- Very light and compressible
- Still warm even if completely wet
- Dries quickly and doesn’t suffer any repercussions from being wet
- Great fit, comfortable and (in my opinion) looks great
- Good balance of core insulation (Coreloft) with the high mobility and breathability of the fleece side panels (Polartec Power Stretch Hardface)
- Windproof fabric and wind resistant side panels
- Warm pockets (fleece)
- Long drop tail (hem) for better coverage
- Layers easily over and under other items
- Big, helmet compatible hood
- High, soft, fleece lined collar (mid chin height)
- Non adjustable hood – probably the Atom LT’s biggest problem as it just drops over your head if not wearing a helmet. The hood was updated in 2014 to have a single, around the head, draw cord that solved this issue
- Non lock main zip – this might be seen as a good thing as it can be easily opened to drop hit, but usually it just means that it opens even when not really needed. In 2014 this was fixed using a stiffer collar
- Soft collar (too soft) that drops under the chin easily. This was fixed in 2014 using a stiffener in the collar itself to keep the collar up
- The Tynon (since 2014) fabric, in my opinion, doesn’t feel as soft as the previously used Luminara fabric
The Arc’teryx Atom LT is an expensive jacket (£190/$250), especially compared to others within this category. The high price tag is definitely represented in the quality of the jacket in all aspects, from the fit, to the features and durability. Despite having the jacket working hard for almost 5 years now, it still looks and feels great, usable in every possible way.
Whether it is to be used as a midlayer for lower impact, slow moving, cold activities, as an insulation in combination with other garments for a very warm option or as a throw-on insulating jacket when stopping your activity- this is a great jacket. The fact that it is so effective even if wet and dries very fast, makes it an ideal garment for wetter climates such as the UK or the North West USA. The fact that the Atom LT is so compressible and robust makes it an excellent travelling jacket (not really the original intention) as it can be pulled out and used in any conditions, even if the temperatures don’t always justify it.

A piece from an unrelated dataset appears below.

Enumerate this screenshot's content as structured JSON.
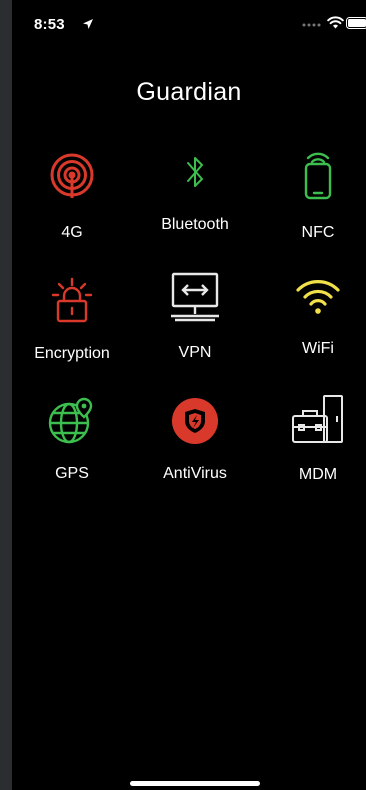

If you are after a new insulation jacket, you can find the Arc’teryx Atom LT hooded version on sale in so many places, as the colours change every season and small tweaks are done to the design and features. I would recommend finding a post-2014 version to enjoy a nearly perfect jacket that has solved all the problems I found in my pre 2014 version.